Those days are gone; moot (as he spelled it) was looking to sell this wonderland. He had his mods kick it up a notch, and started to end all threads that had anything to do with GamerGate, feminism, or topics similar, turning 4chan’s very popular ‘/v/’ board into a wasteland. Similar things happened on other websites as well such as the Escapist forums and Reddit, thus creating the first of many attempts to silence the masses.
Many theories were produced as to why moot wanted to sell it. From the rabbit hole that is the ‘Zoe Quinn Scandal’ (many believe Zoe and moot dated once), it is said that moot wanted to sell 4chan to Gawker, but I myself question what Gawker would gain out of that save for ownership of a has-been and a few servers. However, with 4chan now in ruins thanks to its own creator, what would the users do now? Where could they go? Enter 8chan.
The Hero Is Already Here
Its creator, known as ‘Hotwheels’, apparently came up with the idea for the site whist on a shrooms trip. 8chan very simply is 4chan but with the allowance of anyone to make a board. All rules still apply, and just like 4chan, you cannot create an account. 8chan was and now is the latest and greatest way to get your daily dose of free speech, whenever you want it.
You could not make your own board on 4chan, and while not too too many boards exist on 8chan either, at least you have the freedom to make one if you want. There’s a very tolerant atheist board and a very active Christian board as well. That’s what respect looks like. Two boards based on very different topics, literally back to back from each other, and there are no fights, only debates.
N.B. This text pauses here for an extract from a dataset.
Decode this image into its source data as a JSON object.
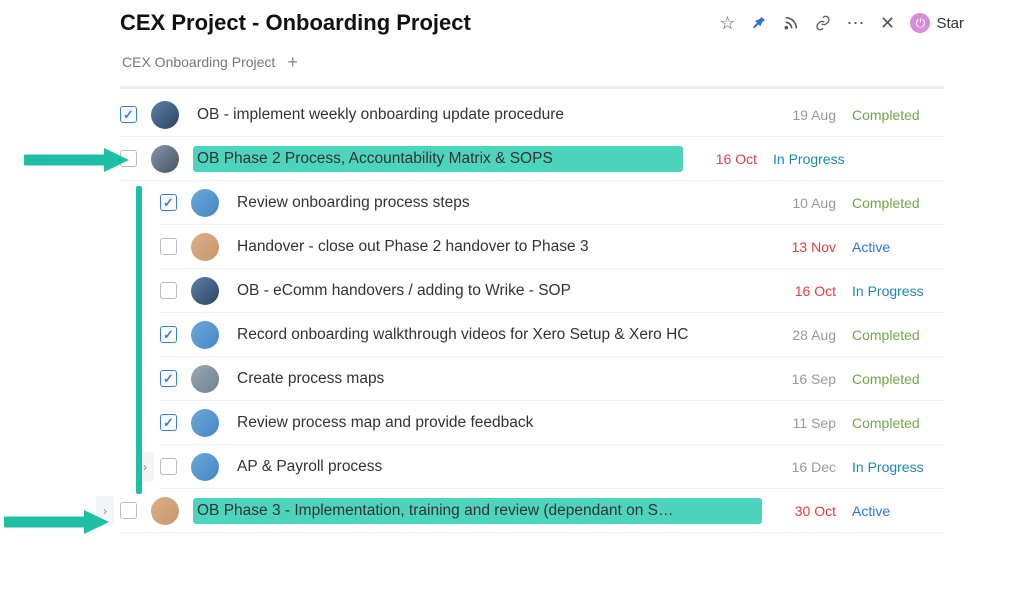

Moot has long since retired from 4chan, after 11.5 long years of running it. I do not know what he will do now, but like most internet has-beens, he’ll more than likely fade into obscurity with 4chan constantly looming over him, a constant reminder of the shell both the site and himself have become.
So What Now?
So what about 8chan? What will 8chan’s impact be? 4chan certainly left it large shoes to fill, but it’s already hard at work doing so, as they have already made a joke raid to Tumblr. It never even happened but Tumblr users thought it did, so they turned on each other in was maybe the funniest several days on Tumblr. Currently they’re doing a letter writing campaign to a large group of Israeli people. I am not sure why.
4chan never had a gamergate board, nor a board devoted to a few set religions. I will always remember what 4chan was, and will hold its memory and presence deep inside of my heart, especially the second chamber. May it rest in peace.